* Data entries
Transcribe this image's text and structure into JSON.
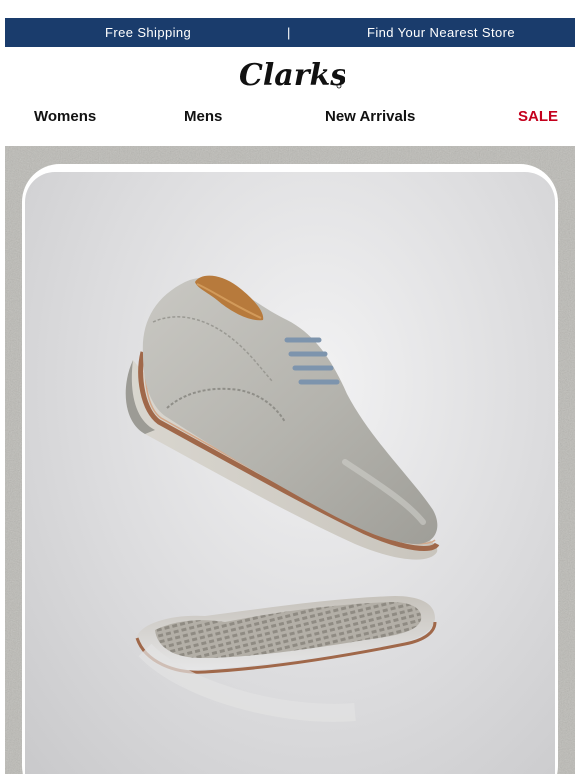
{
  "topbar": {
    "free_shipping": "Free Shipping",
    "divider": "|",
    "find_store": "Find Your Nearest Store"
  },
  "brand": {
    "name": "Clarks"
  },
  "nav": {
    "items": [
      "Womens",
      "Mens",
      "New Arrivals"
    ],
    "sale": "SALE"
  },
  "hero": {
    "product_icon": "tan-derby-shoe-image"
  },
  "colors": {
    "topbar": "#1a3c6c",
    "sale": "#c4001d"
  }
}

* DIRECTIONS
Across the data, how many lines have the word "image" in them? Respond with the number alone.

* TASK ANSWER
2